» **Assignment**
Return the records below exactly; pictures stay out.

*** Material to process Section Begins ***

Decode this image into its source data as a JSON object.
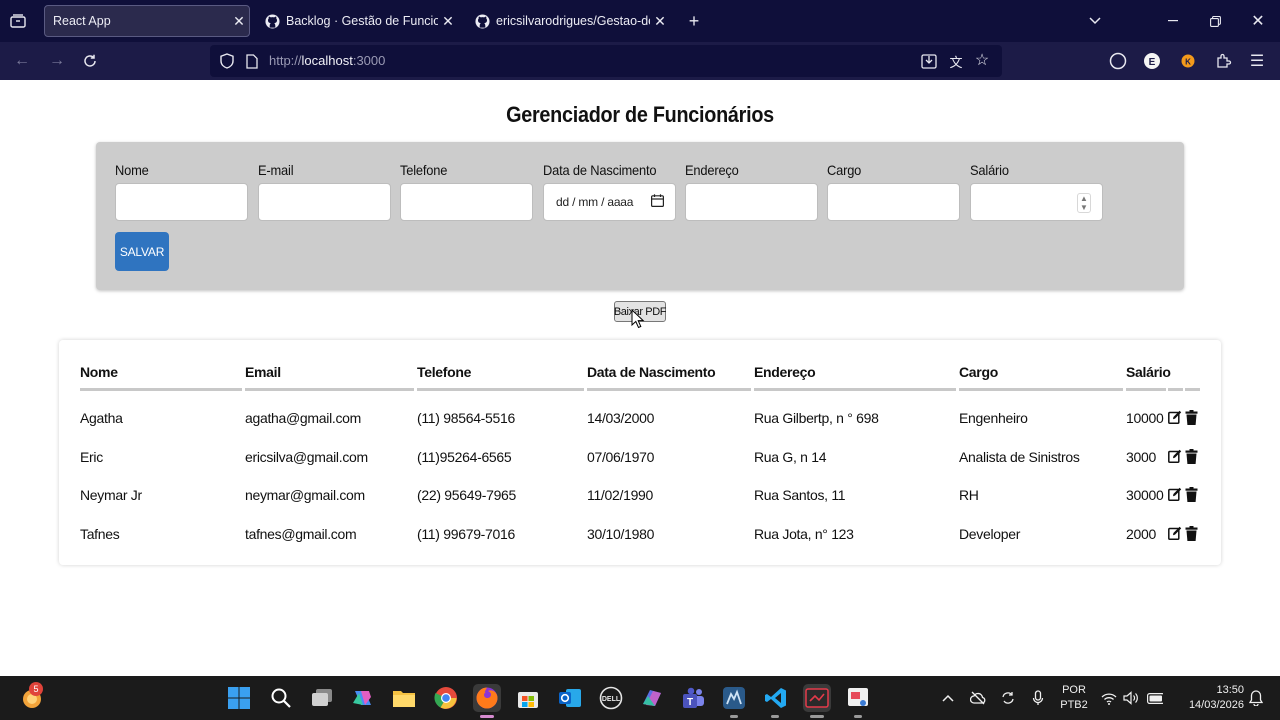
{
  "browser": {
    "tabs": [
      {
        "title": "React App",
        "active": true
      },
      {
        "title": "Backlog · Gestão de Funcionário",
        "active": false
      },
      {
        "title": "ericsilvarodrigues/Gestao-de-Fu",
        "active": false
      }
    ],
    "url_prefix": "http://",
    "url_host": "localhost",
    "url_port": ":3000"
  },
  "page": {
    "title": "Gerenciador de Funcionários",
    "form": {
      "fields": [
        {
          "label": "Nome",
          "value": ""
        },
        {
          "label": "E-mail",
          "value": ""
        },
        {
          "label": "Telefone",
          "value": ""
        },
        {
          "label": "Data de Nascimento",
          "placeholder": "dd / mm / aaaa"
        },
        {
          "label": "Endereço",
          "value": ""
        },
        {
          "label": "Cargo",
          "value": ""
        },
        {
          "label": "Salário",
          "value": ""
        }
      ],
      "save_label": "SALVAR"
    },
    "pdf_label": "Baixar PDF",
    "table": {
      "headers": [
        "Nome",
        "Email",
        "Telefone",
        "Data de Nascimento",
        "Endereço",
        "Cargo",
        "Salário"
      ],
      "rows": [
        [
          "Agatha",
          "agatha@gmail.com",
          "(11) 98564-5516",
          "14/03/2000",
          "Rua Gilbertp, n ° 698",
          "Engenheiro",
          "10000"
        ],
        [
          "Eric",
          "ericsilva@gmail.com",
          "(11)95264-6565",
          "07/06/1970",
          "Rua G, n 14",
          "Analista de Sinistros",
          "3000"
        ],
        [
          "Neymar Jr",
          "neymar@gmail.com",
          "(22) 95649-7965",
          "11/02/1990",
          "Rua Santos, 11",
          "RH",
          "30000"
        ],
        [
          "Tafnes",
          "tafnes@gmail.com",
          "(11) 99679-7016",
          "30/10/1980",
          "Rua Jota, n° 123",
          "Developer",
          "2000"
        ]
      ]
    }
  },
  "taskbar": {
    "notification_badge": "5",
    "language": "POR",
    "keyboard": "PTB2",
    "time": "13:50",
    "date": "14/03/2026"
  },
  "colors": {
    "tabbar": "#0f0f3a",
    "navbar": "#1c1b47",
    "form_panel": "#cccccc",
    "save_button": "#2f74c0",
    "taskbar": "#1b1b1b"
  }
}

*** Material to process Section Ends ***

» **Result**
Decode this image into its source data as a JSON object.
{
  "browser": {
    "tabs": [
      {
        "title": "React App",
        "active": true
      },
      {
        "title": "Backlog · Gestão de Funcionário",
        "active": false
      },
      {
        "title": "ericsilvarodrigues/Gestao-de-Fu",
        "active": false
      }
    ],
    "url_prefix": "http://",
    "url_host": "localhost",
    "url_port": ":3000"
  },
  "page": {
    "title": "Gerenciador de Funcionários",
    "form": {
      "fields": [
        {
          "label": "Nome",
          "value": ""
        },
        {
          "label": "E-mail",
          "value": ""
        },
        {
          "label": "Telefone",
          "value": ""
        },
        {
          "label": "Data de Nascimento",
          "placeholder": "dd / mm / aaaa"
        },
        {
          "label": "Endereço",
          "value": ""
        },
        {
          "label": "Cargo",
          "value": ""
        },
        {
          "label": "Salário",
          "value": ""
        }
      ],
      "save_label": "SALVAR"
    },
    "pdf_label": "Baixar PDF",
    "table": {
      "headers": [
        "Nome",
        "Email",
        "Telefone",
        "Data de Nascimento",
        "Endereço",
        "Cargo",
        "Salário"
      ],
      "rows": [
        [
          "Agatha",
          "agatha@gmail.com",
          "(11) 98564-5516",
          "14/03/2000",
          "Rua Gilbertp, n ° 698",
          "Engenheiro",
          "10000"
        ],
        [
          "Eric",
          "ericsilva@gmail.com",
          "(11)95264-6565",
          "07/06/1970",
          "Rua G, n 14",
          "Analista de Sinistros",
          "3000"
        ],
        [
          "Neymar Jr",
          "neymar@gmail.com",
          "(22) 95649-7965",
          "11/02/1990",
          "Rua Santos, 11",
          "RH",
          "30000"
        ],
        [
          "Tafnes",
          "tafnes@gmail.com",
          "(11) 99679-7016",
          "30/10/1980",
          "Rua Jota, n° 123",
          "Developer",
          "2000"
        ]
      ]
    }
  },
  "taskbar": {
    "notification_badge": "5",
    "language": "POR",
    "keyboard": "PTB2",
    "time": "13:50",
    "date": "14/03/2026"
  },
  "colors": {
    "tabbar": "#0f0f3a",
    "navbar": "#1c1b47",
    "form_panel": "#cccccc",
    "save_button": "#2f74c0",
    "taskbar": "#1b1b1b"
  }
}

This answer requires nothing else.